#### To do:
Examine each line of the data. Copy the line if it includes the word "subtitle".
== Provided data ==
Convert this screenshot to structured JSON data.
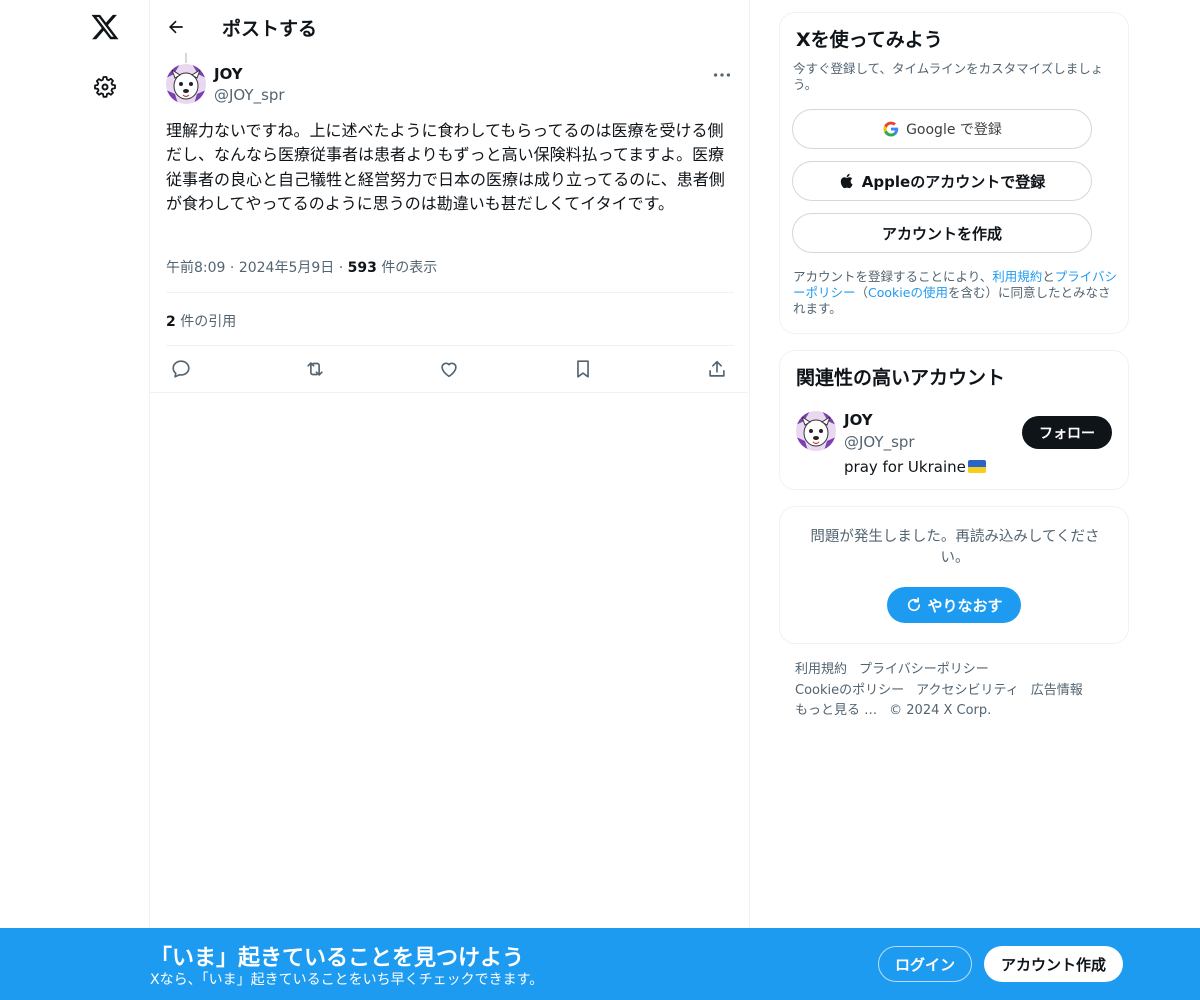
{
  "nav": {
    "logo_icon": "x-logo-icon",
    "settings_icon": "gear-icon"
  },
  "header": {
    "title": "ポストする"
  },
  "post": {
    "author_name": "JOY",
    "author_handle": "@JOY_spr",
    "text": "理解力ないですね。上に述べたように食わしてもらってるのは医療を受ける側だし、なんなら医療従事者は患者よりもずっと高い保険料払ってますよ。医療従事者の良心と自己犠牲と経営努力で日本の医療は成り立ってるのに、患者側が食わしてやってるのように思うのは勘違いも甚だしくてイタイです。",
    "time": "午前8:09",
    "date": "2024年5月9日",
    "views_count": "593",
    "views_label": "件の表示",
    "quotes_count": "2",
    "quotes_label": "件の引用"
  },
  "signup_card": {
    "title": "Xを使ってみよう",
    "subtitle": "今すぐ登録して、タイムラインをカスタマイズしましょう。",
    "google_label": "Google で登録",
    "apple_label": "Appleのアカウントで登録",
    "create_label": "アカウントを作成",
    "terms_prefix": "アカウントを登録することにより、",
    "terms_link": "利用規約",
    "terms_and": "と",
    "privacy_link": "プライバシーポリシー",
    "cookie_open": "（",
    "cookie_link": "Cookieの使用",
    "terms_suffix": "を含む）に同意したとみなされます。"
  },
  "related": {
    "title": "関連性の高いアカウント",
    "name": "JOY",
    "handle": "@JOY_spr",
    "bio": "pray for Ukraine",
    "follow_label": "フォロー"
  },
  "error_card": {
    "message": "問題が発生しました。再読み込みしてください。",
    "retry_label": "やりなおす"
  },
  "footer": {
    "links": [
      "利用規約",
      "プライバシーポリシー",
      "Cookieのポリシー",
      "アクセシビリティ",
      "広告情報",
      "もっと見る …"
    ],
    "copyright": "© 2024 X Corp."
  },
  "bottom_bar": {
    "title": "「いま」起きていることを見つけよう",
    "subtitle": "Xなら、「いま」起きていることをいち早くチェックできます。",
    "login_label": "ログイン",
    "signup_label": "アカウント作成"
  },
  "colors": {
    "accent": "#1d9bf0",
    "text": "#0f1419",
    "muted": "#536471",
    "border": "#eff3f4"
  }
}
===
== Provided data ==
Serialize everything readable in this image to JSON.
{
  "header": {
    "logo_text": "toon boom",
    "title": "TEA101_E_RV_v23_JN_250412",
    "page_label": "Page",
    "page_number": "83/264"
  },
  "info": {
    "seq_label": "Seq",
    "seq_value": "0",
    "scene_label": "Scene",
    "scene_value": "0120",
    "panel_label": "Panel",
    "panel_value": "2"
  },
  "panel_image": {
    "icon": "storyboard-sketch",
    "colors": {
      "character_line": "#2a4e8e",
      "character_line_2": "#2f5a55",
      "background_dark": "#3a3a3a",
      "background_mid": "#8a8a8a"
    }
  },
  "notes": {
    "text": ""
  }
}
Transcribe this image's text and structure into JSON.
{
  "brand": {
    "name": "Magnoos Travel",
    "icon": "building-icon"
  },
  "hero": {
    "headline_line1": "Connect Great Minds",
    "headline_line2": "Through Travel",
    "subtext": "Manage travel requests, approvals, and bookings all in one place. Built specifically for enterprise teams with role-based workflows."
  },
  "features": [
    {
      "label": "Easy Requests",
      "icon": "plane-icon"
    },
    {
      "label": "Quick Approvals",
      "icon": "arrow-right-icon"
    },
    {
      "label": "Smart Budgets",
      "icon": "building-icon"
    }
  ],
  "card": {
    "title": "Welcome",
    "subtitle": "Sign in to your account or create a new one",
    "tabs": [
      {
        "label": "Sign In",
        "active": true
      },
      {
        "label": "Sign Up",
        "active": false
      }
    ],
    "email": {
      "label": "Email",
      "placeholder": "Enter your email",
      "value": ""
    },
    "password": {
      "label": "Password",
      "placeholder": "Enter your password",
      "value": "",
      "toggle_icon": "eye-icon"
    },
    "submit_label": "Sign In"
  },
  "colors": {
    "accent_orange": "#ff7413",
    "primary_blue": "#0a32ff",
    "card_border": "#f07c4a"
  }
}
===
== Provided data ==
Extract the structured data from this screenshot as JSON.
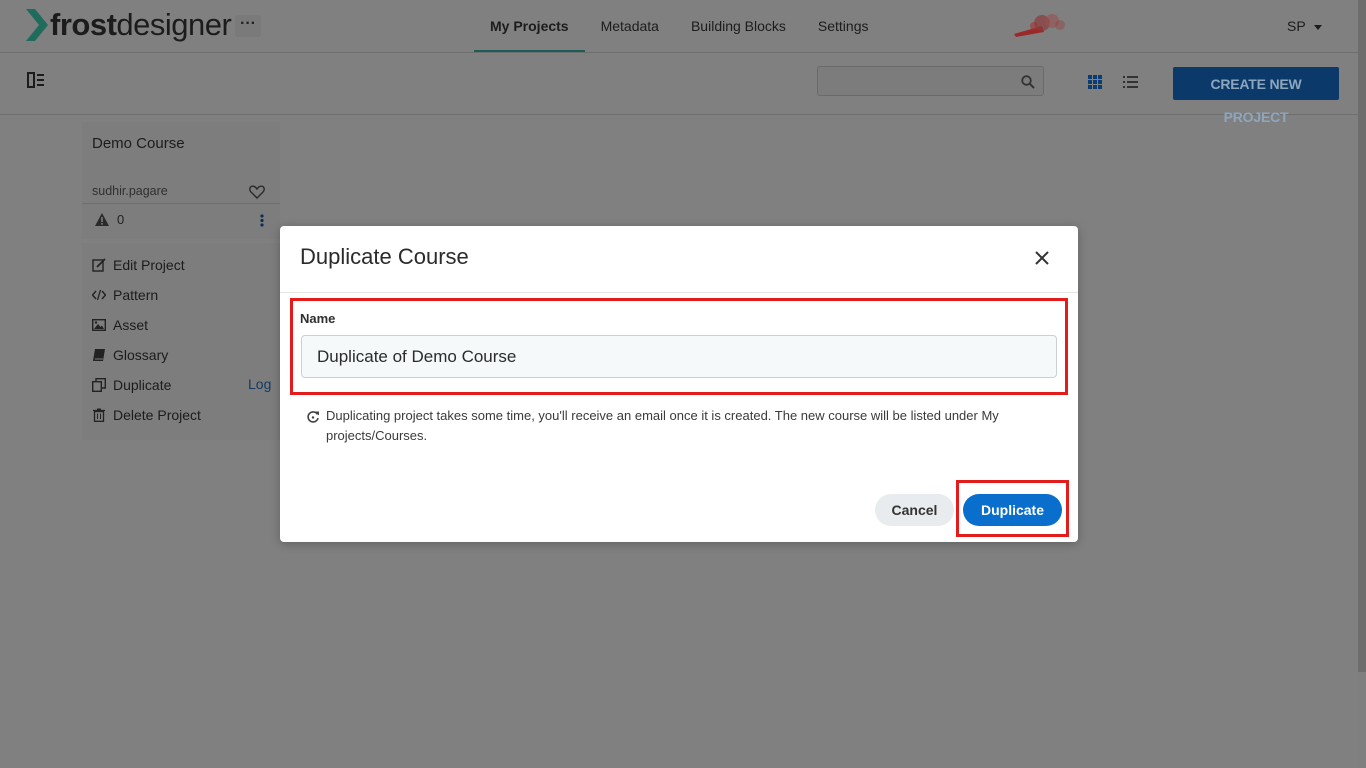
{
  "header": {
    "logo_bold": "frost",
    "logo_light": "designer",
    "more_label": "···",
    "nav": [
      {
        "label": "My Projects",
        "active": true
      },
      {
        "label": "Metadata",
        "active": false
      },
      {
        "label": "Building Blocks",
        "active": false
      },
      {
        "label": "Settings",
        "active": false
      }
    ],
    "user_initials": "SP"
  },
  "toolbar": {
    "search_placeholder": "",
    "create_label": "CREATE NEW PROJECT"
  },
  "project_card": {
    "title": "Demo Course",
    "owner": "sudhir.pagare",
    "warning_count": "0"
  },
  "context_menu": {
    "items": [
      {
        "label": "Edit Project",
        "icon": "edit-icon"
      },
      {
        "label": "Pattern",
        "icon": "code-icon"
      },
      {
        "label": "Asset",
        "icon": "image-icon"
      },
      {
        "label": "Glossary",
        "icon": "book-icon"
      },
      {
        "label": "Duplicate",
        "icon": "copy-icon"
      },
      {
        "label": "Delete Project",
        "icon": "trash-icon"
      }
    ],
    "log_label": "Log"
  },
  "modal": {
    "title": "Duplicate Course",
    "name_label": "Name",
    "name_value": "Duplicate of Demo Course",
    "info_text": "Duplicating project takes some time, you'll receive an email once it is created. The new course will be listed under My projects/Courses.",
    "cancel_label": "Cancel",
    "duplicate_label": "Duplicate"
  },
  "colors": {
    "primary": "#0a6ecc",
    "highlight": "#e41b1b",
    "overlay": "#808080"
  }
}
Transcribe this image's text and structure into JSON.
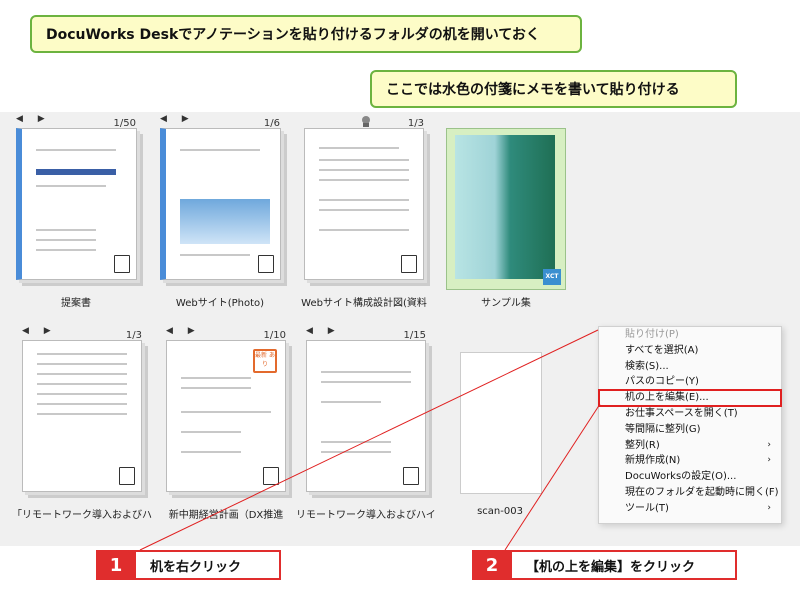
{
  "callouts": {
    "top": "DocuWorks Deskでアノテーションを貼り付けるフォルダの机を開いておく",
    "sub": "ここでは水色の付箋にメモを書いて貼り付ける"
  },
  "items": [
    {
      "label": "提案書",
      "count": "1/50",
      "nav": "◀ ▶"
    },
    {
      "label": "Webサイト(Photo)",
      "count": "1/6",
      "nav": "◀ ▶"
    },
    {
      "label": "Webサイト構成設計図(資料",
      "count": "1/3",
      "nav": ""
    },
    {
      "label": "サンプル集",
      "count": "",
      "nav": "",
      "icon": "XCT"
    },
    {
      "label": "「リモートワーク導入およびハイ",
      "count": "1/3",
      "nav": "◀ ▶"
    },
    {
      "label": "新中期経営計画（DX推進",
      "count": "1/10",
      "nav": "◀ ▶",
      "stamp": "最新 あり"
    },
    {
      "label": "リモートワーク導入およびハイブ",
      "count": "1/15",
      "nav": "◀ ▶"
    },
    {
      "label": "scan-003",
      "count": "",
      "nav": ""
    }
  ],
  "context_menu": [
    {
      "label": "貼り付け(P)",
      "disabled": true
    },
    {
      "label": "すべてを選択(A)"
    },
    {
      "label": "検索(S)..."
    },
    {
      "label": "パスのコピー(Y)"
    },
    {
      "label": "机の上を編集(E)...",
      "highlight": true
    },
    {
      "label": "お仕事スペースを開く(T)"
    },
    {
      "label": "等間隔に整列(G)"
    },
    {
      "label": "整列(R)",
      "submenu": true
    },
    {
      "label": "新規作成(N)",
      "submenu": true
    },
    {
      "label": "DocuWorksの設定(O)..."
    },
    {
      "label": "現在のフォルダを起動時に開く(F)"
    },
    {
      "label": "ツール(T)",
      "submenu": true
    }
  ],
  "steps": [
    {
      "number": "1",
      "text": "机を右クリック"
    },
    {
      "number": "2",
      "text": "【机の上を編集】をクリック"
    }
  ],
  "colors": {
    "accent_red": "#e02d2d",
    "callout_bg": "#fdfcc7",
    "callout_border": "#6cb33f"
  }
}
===
#### Task answer:
    "subtitle": "今すぐ登録して、タイムラインをカスタマイズしましょう。",
    "subtitle": "Xなら、「いま」起きていることをいち早くチェックできます。",
    "subtitle": "Sign in to your account or create a new one",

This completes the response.